It’s been a pretty wild 36 hours, given how tense the situation has been since Russia pooled over 100,000 troops, including materiel and logistical support, along its border with Ukraine, surrounding the country on three sides. More ominously, two weeks of shuttle diplomacy have failed to release any of that tension. Russia could invade at any moment, and it’s hard to see how Vladimir Putin, after calling up such a large force and publicly and angrily making his demands, can back off now without losing a lot of face. This whole thing feels like 100,000 of Anton Chekhov’s guns hanging on 100,000 walls. Once they’re introduced, they have to go off. The very real threat of a full-out land war in Europe for the first time in decades is absolutely terrifying.

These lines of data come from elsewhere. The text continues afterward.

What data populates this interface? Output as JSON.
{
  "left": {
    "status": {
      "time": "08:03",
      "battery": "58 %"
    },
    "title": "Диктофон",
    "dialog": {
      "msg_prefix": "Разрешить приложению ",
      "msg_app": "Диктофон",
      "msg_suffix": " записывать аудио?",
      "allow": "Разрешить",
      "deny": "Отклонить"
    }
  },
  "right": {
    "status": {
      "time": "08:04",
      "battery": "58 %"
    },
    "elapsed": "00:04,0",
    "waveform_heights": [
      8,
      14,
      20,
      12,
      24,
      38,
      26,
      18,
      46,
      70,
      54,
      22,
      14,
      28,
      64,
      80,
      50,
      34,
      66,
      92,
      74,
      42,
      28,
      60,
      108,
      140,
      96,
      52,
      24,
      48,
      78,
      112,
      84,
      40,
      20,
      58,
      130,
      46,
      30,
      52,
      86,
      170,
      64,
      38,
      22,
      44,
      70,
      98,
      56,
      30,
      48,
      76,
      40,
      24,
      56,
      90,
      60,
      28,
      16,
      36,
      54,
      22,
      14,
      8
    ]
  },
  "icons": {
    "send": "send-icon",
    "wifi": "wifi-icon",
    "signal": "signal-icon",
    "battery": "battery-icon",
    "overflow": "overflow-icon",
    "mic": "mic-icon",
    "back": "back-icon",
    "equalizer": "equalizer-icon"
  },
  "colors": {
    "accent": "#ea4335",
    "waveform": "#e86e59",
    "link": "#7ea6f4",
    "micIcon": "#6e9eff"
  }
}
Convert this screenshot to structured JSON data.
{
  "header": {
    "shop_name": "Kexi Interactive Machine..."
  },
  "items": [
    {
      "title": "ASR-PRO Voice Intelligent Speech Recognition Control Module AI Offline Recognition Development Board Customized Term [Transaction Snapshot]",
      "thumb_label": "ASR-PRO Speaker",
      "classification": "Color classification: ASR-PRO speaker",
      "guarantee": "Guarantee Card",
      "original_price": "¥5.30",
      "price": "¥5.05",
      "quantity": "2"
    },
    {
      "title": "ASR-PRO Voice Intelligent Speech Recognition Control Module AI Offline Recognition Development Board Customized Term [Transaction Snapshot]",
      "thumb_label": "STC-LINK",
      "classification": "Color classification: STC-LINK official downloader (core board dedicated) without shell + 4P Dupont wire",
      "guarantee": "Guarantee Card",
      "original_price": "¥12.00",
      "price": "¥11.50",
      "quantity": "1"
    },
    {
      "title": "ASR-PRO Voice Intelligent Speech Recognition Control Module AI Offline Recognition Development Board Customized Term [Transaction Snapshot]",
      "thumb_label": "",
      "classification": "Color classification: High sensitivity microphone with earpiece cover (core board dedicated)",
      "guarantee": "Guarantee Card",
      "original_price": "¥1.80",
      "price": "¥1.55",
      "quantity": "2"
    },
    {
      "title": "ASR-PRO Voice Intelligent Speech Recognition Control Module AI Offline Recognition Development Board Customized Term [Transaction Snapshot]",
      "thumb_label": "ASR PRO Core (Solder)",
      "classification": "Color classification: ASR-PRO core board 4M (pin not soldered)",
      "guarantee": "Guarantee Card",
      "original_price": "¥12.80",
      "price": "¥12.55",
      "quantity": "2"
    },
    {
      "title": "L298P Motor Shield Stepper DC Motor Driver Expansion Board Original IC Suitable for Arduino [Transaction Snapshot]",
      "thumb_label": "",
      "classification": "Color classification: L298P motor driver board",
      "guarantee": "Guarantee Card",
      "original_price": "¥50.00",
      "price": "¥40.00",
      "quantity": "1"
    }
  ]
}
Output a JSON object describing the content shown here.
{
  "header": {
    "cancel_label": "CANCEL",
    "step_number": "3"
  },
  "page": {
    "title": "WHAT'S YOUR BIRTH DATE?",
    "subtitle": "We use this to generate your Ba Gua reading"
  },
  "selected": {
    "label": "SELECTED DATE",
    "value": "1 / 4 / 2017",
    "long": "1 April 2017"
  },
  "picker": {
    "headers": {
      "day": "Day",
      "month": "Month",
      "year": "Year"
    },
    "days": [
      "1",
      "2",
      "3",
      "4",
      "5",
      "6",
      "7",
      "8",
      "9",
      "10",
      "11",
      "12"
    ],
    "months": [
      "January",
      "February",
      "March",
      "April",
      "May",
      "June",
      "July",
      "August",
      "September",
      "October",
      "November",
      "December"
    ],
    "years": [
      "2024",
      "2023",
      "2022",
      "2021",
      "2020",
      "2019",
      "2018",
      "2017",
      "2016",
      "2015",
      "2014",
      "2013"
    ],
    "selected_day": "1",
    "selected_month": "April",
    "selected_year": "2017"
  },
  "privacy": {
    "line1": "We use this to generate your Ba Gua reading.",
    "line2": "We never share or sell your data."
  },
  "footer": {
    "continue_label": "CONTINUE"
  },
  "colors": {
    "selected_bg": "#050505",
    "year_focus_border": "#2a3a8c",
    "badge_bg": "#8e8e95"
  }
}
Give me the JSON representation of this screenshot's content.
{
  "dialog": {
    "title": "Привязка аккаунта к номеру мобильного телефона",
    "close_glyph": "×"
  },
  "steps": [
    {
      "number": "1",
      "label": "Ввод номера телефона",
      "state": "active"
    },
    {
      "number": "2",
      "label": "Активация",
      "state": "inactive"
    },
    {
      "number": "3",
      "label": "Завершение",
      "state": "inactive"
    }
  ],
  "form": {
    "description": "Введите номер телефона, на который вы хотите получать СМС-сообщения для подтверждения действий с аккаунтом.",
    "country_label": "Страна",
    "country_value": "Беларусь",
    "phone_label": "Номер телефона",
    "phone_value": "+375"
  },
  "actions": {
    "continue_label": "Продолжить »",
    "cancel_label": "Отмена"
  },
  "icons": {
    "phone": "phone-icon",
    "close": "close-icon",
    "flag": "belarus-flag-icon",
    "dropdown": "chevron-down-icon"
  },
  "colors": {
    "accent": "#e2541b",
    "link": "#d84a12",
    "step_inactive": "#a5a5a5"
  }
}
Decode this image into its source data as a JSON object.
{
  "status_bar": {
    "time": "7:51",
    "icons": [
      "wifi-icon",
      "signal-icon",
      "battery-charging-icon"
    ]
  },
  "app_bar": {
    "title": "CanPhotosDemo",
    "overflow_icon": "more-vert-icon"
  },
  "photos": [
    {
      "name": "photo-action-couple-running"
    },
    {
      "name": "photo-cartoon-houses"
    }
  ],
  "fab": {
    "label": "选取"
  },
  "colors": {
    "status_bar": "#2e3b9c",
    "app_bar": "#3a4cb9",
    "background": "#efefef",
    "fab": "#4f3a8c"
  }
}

My first reaction to the news that the Biden administration was considering beefing up NATO’s eastern flank with U.S. troops was, well, Putin got his wish. So much of this conflict has been the West scrambling to react to Putin, who imagines himself encircled by NATO forces ready to pounce and swallow up Ukraine. Now, he’s getting the exact thing he said he didn’t want. One of his demands was that NATO military posture be rolled back to 1997 levels, but now, as a direct result of his actions, NATO is even closer and more bristly than it was before. That’s not necessarily a bad thing for Putin, though. For one thing, it lends credence to his claim that NATO is breathing down his neck—how and why the alliance’s troops got there notwithstanding. It also feeds into and reinforces a historic narrative that Russia is surrounded by enemies on all sides. This fortress mentality, which was particularly strong among the Bolsheviks, is something Russian autocrats can’t seem to live without. It rallies the population around the Kremlin, regardless of who’s in it, and justifies all kinds of extreme measures, both at home and abroad.